**** Supplied material

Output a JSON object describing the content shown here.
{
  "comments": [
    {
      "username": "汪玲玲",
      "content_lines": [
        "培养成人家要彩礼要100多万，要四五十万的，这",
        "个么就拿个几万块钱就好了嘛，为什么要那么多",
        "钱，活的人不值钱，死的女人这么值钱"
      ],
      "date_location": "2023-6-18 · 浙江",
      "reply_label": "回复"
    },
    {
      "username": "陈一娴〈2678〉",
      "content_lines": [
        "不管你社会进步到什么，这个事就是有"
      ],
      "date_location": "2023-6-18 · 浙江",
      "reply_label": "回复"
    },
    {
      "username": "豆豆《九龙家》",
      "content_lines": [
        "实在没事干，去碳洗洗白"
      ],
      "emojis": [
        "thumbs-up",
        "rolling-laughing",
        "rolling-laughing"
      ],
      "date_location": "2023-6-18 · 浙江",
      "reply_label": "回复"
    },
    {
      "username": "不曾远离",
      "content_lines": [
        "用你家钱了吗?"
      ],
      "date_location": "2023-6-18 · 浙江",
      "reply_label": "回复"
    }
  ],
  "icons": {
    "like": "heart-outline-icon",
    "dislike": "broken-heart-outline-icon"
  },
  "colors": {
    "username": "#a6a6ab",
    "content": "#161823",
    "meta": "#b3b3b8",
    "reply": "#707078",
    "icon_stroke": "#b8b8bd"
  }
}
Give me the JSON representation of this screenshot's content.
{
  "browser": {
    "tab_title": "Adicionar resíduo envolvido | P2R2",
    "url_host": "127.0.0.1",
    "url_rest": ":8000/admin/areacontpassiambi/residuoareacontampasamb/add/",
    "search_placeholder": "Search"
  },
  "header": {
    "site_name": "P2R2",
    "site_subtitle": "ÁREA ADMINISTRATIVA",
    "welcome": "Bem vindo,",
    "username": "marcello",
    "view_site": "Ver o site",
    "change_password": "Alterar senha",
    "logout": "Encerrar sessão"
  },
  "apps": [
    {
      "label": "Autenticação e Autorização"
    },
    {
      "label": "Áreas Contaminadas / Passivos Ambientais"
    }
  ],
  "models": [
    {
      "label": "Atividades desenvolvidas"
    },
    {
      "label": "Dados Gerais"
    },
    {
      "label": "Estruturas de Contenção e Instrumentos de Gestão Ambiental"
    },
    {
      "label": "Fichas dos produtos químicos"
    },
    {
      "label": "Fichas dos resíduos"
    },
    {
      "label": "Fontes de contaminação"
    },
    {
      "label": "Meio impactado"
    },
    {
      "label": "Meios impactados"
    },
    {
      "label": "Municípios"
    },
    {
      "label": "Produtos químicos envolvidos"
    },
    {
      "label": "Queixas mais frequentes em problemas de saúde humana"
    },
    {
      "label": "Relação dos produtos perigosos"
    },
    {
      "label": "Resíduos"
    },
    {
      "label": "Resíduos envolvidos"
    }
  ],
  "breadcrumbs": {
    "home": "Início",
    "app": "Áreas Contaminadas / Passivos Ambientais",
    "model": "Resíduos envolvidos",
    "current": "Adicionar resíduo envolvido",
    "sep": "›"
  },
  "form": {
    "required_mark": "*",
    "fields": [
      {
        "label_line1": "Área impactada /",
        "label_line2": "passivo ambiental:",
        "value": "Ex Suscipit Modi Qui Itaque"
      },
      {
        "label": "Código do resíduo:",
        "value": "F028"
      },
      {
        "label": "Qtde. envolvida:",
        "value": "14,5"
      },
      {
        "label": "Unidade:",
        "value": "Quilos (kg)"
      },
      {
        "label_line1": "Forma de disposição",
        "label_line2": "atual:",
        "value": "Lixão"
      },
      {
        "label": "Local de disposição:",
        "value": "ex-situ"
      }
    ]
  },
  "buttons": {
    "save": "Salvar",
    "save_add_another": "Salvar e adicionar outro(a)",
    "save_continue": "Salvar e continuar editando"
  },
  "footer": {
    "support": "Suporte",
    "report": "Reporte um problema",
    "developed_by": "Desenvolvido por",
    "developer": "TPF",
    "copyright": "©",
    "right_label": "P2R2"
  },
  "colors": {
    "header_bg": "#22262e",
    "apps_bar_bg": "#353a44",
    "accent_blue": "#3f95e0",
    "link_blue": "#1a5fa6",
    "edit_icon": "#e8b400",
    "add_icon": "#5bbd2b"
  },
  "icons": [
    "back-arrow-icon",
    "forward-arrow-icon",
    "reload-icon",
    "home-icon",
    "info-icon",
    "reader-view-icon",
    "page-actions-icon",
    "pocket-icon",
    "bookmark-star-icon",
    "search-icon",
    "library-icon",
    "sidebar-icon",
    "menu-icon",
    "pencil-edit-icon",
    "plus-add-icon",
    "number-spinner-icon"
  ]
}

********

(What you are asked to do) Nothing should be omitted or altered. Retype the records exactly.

(Exercise solution)
Output a JSON object describing the content shown here.
{
  "comments": [
    {
      "username": "汪玲玲",
      "content_lines": [
        "培养成人家要彩礼要100多万，要四五十万的，这",
        "个么就拿个几万块钱就好了嘛，为什么要那么多",
        "钱，活的人不值钱，死的女人这么值钱"
      ],
      "date_location": "2023-6-18 · 浙江",
      "reply_label": "回复"
    },
    {
      "username": "陈一娴〈2678〉",
      "content_lines": [
        "不管你社会进步到什么，这个事就是有"
      ],
      "date_location": "2023-6-18 · 浙江",
      "reply_label": "回复"
    },
    {
      "username": "豆豆《九龙家》",
      "content_lines": [
        "实在没事干，去碳洗洗白"
      ],
      "emojis": [
        "thumbs-up",
        "rolling-laughing",
        "rolling-laughing"
      ],
      "date_location": "2023-6-18 · 浙江",
      "reply_label": "回复"
    },
    {
      "username": "不曾远离",
      "content_lines": [
        "用你家钱了吗?"
      ],
      "date_location": "2023-6-18 · 浙江",
      "reply_label": "回复"
    }
  ],
  "icons": {
    "like": "heart-outline-icon",
    "dislike": "broken-heart-outline-icon"
  },
  "colors": {
    "username": "#a6a6ab",
    "content": "#161823",
    "meta": "#b3b3b8",
    "reply": "#707078",
    "icon_stroke": "#b8b8bd"
  }
}
Give me the JSON representation of this screenshot's content.
{
  "browser": {
    "tab_title": "Adicionar resíduo envolvido | P2R2",
    "url_host": "127.0.0.1",
    "url_rest": ":8000/admin/areacontpassiambi/residuoareacontampasamb/add/",
    "search_placeholder": "Search"
  },
  "header": {
    "site_name": "P2R2",
    "site_subtitle": "ÁREA ADMINISTRATIVA",
    "welcome": "Bem vindo,",
    "username": "marcello",
    "view_site": "Ver o site",
    "change_password": "Alterar senha",
    "logout": "Encerrar sessão"
  },
  "apps": [
    {
      "label": "Autenticação e Autorização"
    },
    {
      "label": "Áreas Contaminadas / Passivos Ambientais"
    }
  ],
  "models": [
    {
      "label": "Atividades desenvolvidas"
    },
    {
      "label": "Dados Gerais"
    },
    {
      "label": "Estruturas de Contenção e Instrumentos de Gestão Ambiental"
    },
    {
      "label": "Fichas dos produtos químicos"
    },
    {
      "label": "Fichas dos resíduos"
    },
    {
      "label": "Fontes de contaminação"
    },
    {
      "label": "Meio impactado"
    },
    {
      "label": "Meios impactados"
    },
    {
      "label": "Municípios"
    },
    {
      "label": "Produtos químicos envolvidos"
    },
    {
      "label": "Queixas mais frequentes em problemas de saúde humana"
    },
    {
      "label": "Relação dos produtos perigosos"
    },
    {
      "label": "Resíduos"
    },
    {
      "label": "Resíduos envolvidos"
    }
  ],
  "breadcrumbs": {
    "home": "Início",
    "app": "Áreas Contaminadas / Passivos Ambientais",
    "model": "Resíduos envolvidos",
    "current": "Adicionar resíduo envolvido",
    "sep": "›"
  },
  "form": {
    "required_mark": "*",
    "fields": [
      {
        "label_line1": "Área impactada /",
        "label_line2": "passivo ambiental:",
        "value": "Ex Suscipit Modi Qui Itaque"
      },
      {
        "label": "Código do resíduo:",
        "value": "F028"
      },
      {
        "label": "Qtde. envolvida:",
        "value": "14,5"
      },
      {
        "label": "Unidade:",
        "value": "Quilos (kg)"
      },
      {
        "label_line1": "Forma de disposição",
        "label_line2": "atual:",
        "value": "Lixão"
      },
      {
        "label": "Local de disposição:",
        "value": "ex-situ"
      }
    ]
  },
  "buttons": {
    "save": "Salvar",
    "save_add_another": "Salvar e adicionar outro(a)",
    "save_continue": "Salvar e continuar editando"
  },
  "footer": {
    "support": "Suporte",
    "report": "Reporte um problema",
    "developed_by": "Desenvolvido por",
    "developer": "TPF",
    "copyright": "©",
    "right_label": "P2R2"
  },
  "colors": {
    "header_bg": "#22262e",
    "apps_bar_bg": "#353a44",
    "accent_blue": "#3f95e0",
    "link_blue": "#1a5fa6",
    "edit_icon": "#e8b400",
    "add_icon": "#5bbd2b"
  },
  "icons": [
    "back-arrow-icon",
    "forward-arrow-icon",
    "reload-icon",
    "home-icon",
    "info-icon",
    "reader-view-icon",
    "page-actions-icon",
    "pocket-icon",
    "bookmark-star-icon",
    "search-icon",
    "library-icon",
    "sidebar-icon",
    "menu-icon",
    "pencil-edit-icon",
    "plus-add-icon",
    "number-spinner-icon"
  ]
}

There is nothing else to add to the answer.